The New York Times headline said it best: “Economy in First Quarter Was Worse Than Everybody Thought.”
Yesterday, the Bureau of Economic Analysis (BEA) released its second estimate of the GDP and found the economy contracted by 1 percent during the first quarter of 2014.
The Bureau of Economic Analysis released its “second” estimate of real gross domestic product (the goods and services produced in the U.S.) and found that the U.S. economy decreased 1.0 percent in the first quarter of 2014.
Yesterday, the Bureau of Economic Analysis’ (BEA) released its advanced estimate of first quarter real GDP growth.
The U.S. economy experienced a sluggish 0.1 percent growth rate in the first quarter of 2014, down from a 2.6 percent increase in the fourth quarter.

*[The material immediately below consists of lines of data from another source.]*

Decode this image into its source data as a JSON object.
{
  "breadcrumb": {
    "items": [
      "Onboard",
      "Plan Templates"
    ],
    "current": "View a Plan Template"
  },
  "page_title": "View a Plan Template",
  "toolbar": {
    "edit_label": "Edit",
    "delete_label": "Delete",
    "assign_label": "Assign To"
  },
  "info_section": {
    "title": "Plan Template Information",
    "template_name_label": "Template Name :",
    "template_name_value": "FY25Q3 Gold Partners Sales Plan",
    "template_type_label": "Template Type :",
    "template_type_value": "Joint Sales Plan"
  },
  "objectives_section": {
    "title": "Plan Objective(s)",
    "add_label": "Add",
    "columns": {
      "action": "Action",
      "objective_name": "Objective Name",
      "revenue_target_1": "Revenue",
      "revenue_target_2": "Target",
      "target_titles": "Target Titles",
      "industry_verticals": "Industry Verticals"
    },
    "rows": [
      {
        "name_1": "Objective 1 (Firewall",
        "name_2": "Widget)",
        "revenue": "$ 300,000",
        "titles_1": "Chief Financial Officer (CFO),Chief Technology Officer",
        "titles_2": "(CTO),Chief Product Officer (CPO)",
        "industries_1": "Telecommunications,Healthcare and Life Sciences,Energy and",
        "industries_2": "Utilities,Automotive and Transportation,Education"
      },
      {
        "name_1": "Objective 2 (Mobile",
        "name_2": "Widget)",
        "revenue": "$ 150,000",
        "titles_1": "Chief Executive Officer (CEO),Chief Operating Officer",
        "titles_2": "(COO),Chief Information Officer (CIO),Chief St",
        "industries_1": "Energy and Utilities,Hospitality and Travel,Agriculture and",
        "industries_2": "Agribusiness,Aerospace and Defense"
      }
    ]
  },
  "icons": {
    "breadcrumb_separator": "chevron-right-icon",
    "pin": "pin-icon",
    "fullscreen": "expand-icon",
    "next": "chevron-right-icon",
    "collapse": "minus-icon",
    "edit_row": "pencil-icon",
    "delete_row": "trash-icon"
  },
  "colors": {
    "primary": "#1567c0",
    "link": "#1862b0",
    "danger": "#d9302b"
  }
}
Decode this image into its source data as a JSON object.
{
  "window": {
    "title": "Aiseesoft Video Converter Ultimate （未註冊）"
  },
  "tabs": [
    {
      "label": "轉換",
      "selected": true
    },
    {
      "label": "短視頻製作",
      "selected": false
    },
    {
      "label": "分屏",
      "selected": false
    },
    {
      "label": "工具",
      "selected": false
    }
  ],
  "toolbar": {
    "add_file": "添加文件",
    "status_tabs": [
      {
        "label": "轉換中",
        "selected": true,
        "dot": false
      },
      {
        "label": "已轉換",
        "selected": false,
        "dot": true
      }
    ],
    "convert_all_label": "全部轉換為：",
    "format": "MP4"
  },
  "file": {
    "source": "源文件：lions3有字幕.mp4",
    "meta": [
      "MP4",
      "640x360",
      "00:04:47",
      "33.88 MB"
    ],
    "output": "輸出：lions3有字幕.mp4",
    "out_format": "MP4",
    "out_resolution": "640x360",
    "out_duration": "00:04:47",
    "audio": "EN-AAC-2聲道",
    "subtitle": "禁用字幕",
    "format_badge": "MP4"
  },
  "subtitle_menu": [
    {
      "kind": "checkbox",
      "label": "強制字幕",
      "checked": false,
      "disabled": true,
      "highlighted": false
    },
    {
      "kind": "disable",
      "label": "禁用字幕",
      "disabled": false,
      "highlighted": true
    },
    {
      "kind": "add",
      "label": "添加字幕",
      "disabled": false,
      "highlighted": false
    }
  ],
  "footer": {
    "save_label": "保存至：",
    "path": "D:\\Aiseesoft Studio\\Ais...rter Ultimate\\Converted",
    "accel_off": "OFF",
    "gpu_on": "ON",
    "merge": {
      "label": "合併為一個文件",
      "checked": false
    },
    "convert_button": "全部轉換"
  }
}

On April 2, 2014, The Center For Regulatory Solutions (CFRS) released their fact of the day, which stated that from 2009 to 2013 the regulatory final rules costs of the United States was more than the entire GDP of either Sweden, Peru or Ireland.
The Bureau of Economic Analysis (BEA) announced this morning that the U.S. economy grew at an annual rate of 2.6 percent in the 4th quarter of 2013.
Except for a report that indicated new home sales in the U.S. increased to a five-and-a-half year high in January, there were very few positive economic reports last week.
The White House released a video of President Obama and Vice President Biden running through the White House, finishing with a refreshing glass of water.
Yesterday we looked at the Congressional Budget Office’s projections for how the Affordable Care Act would affect the U.S. economy. Today we break down the other figures found in the CBO’s semiannual budget and economic report.